Leigh probably knows a greater number of the principal actors in the ongoing drama of law department and law firm globalization than anyone else in the world. Her skill as a consultant and presenter of ideas is unique.The book consists of 26 essays by some of those with whom she has worked. I found each one of great interest. Her great talent is that in each of the essays she has encouraged the author to share his or her secrets of successful globalization with the reader.

We, too, know a number of the authors whose essays are included in the book. We can testify on the basis of personal experience with the authors or their organizations that in each case Leigh has managed to coax from the authors the most important insights (Bright Ideas) they bring to the discussion of globalization.

Let me give you an illustration of Leigh's magic. I worked with Leigh in connection with a series of seminars she produced to introduce an English global firm to an American audience. The firm bears no resemblance to the stuffy firms that one encounters in Dickens. In presenting the firm to potential U.S. clients, she countered that stereotype and emphasized those characteristics that made it so attractive to me - and the major U.S. clients that now use it.

What were those characteristics? I thought the firm was worthy of being brought to the attention of our readers because its key people, who had turned it into a major global force, had characteristics that reminded me of the lawyers in a small firm that I identified over 40 years ago as meeting the needs of our fledgling legal department for expertise in issues affecting retailers. The "white shoe firms" of the time were not interested in that area. They preferred to deal with "green goods" rather than "soft goods."

I immediately recognized that the young members of that once-small U.S. firm were highly qualified and very flexible about taking on new challenges - and it not only enthusiastically created new practice areas to meet those challenges, but, on its own initiative, it independently invested its efforts in becoming counsel to trade associations and national business organizations that intersected frequently with our needs.That U.S. firm subsequently grew to become one of largest firms in the world.Leigh created in those seminars a feeling that the English firm, like our U.S. firm, would go the extra mile for its clients - and on its own initiative.

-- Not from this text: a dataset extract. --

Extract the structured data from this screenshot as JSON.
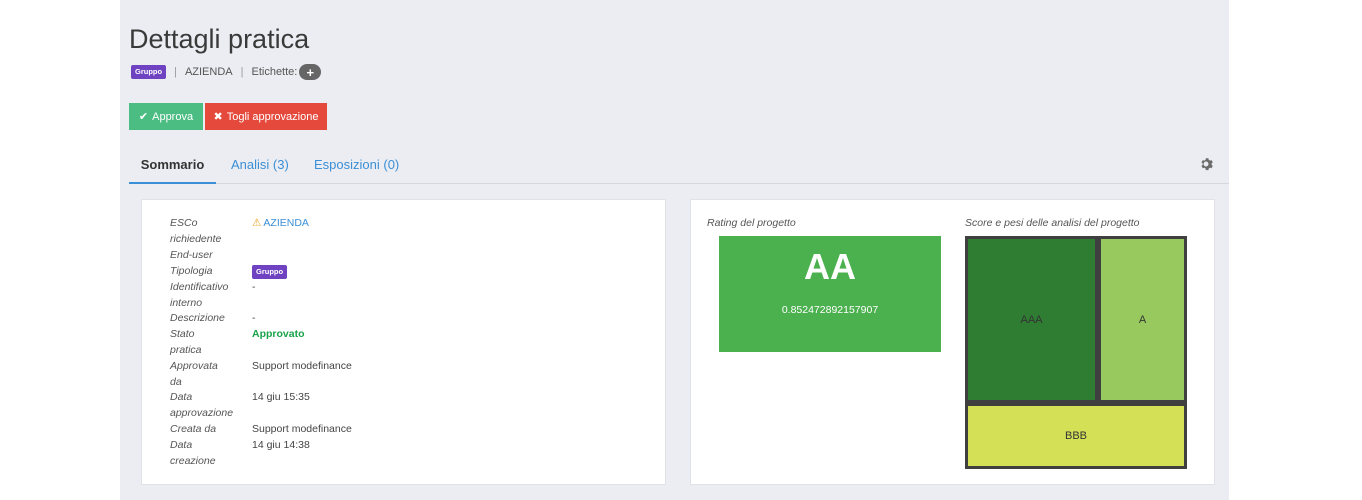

I found it interesting that a number of essays placed emphasis on giving a broad audience a sense of the abilities of the individual lawyers in a firm. This seems particularly important in the case of a global law firm where the decision to retain it for major matters is usually made by the general counsel back home in the U.S. The often expressed view of corporate counsel that "We hire lawyers and not law firms" is too simplistic. Global legal problems are generally too complicated for an individual lawyer to make much difference over the long run unless that talented lawyer is part of a firm of talented lawyers who together apply their unique skills to unravel those complexities - and do it with enthusiasm and dedication.

Yet, too few global firms do what the English firm did. It encouraged Leigh in the seminar and us in The Metropolitan Corporate Counsel to present the key lawyers in the firm in a way that permitted the respective audiences to fully appreciate the talents of the individual lawyers and the enthusiasm with which they as a group helped their clients realize their objectives.

You will not necessarily agree with all the ideas put forward in every essay, but that too is a learning experience. The mere fact that those ideas are put forward by a person serious enough to have been selected for this great book might lead you to go back and reassess your own views.

Bright Ideas - Insights from Legal Luminaries Worldwide edited by E. Leigh Dance (189 pages) can be bought on line ($24.95) by going to www.BrightIdeasGlobalLaw.com. Profits from book sales go to Advocates for International Development (A4ID), a non-profit supporting pro bono initiatives around the world.

Al Driver,

Editor